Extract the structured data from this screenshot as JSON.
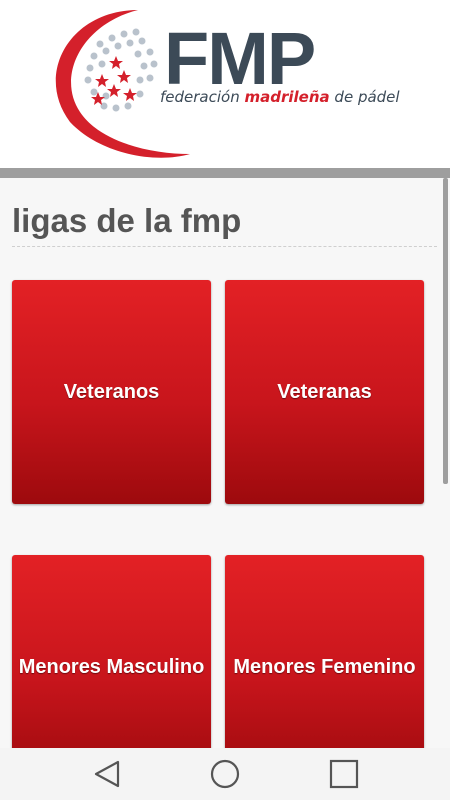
{
  "header": {
    "logo": {
      "name": "fmp-logo",
      "acronym": "FMP",
      "tagline_part1": "federación ",
      "tagline_accent": "madrileña",
      "tagline_part2": " de pádel"
    }
  },
  "page": {
    "title": "ligas de la fmp"
  },
  "leagues": [
    {
      "label": "Veteranos"
    },
    {
      "label": "Veteranas"
    },
    {
      "label": "Menores Masculino"
    },
    {
      "label": "Menores Femenino"
    }
  ],
  "colors": {
    "brand_red": "#d4202b",
    "brand_slate": "#3c4a57",
    "button_gradient_top": "#e32125",
    "button_gradient_bottom": "#9d0a0d"
  },
  "navbar": {
    "icons": [
      "back-icon",
      "home-icon",
      "recents-icon"
    ]
  }
}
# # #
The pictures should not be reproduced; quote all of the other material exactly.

Extract the structured data from this screenshot as JSON.
{
  "header": {
    "logo": {
      "name": "fmp-logo",
      "acronym": "FMP",
      "tagline_part1": "federación ",
      "tagline_accent": "madrileña",
      "tagline_part2": " de pádel"
    }
  },
  "page": {
    "title": "ligas de la fmp"
  },
  "leagues": [
    {
      "label": "Veteranos"
    },
    {
      "label": "Veteranas"
    },
    {
      "label": "Menores Masculino"
    },
    {
      "label": "Menores Femenino"
    }
  ],
  "colors": {
    "brand_red": "#d4202b",
    "brand_slate": "#3c4a57",
    "button_gradient_top": "#e32125",
    "button_gradient_bottom": "#9d0a0d"
  },
  "navbar": {
    "icons": [
      "back-icon",
      "home-icon",
      "recents-icon"
    ]
  }
}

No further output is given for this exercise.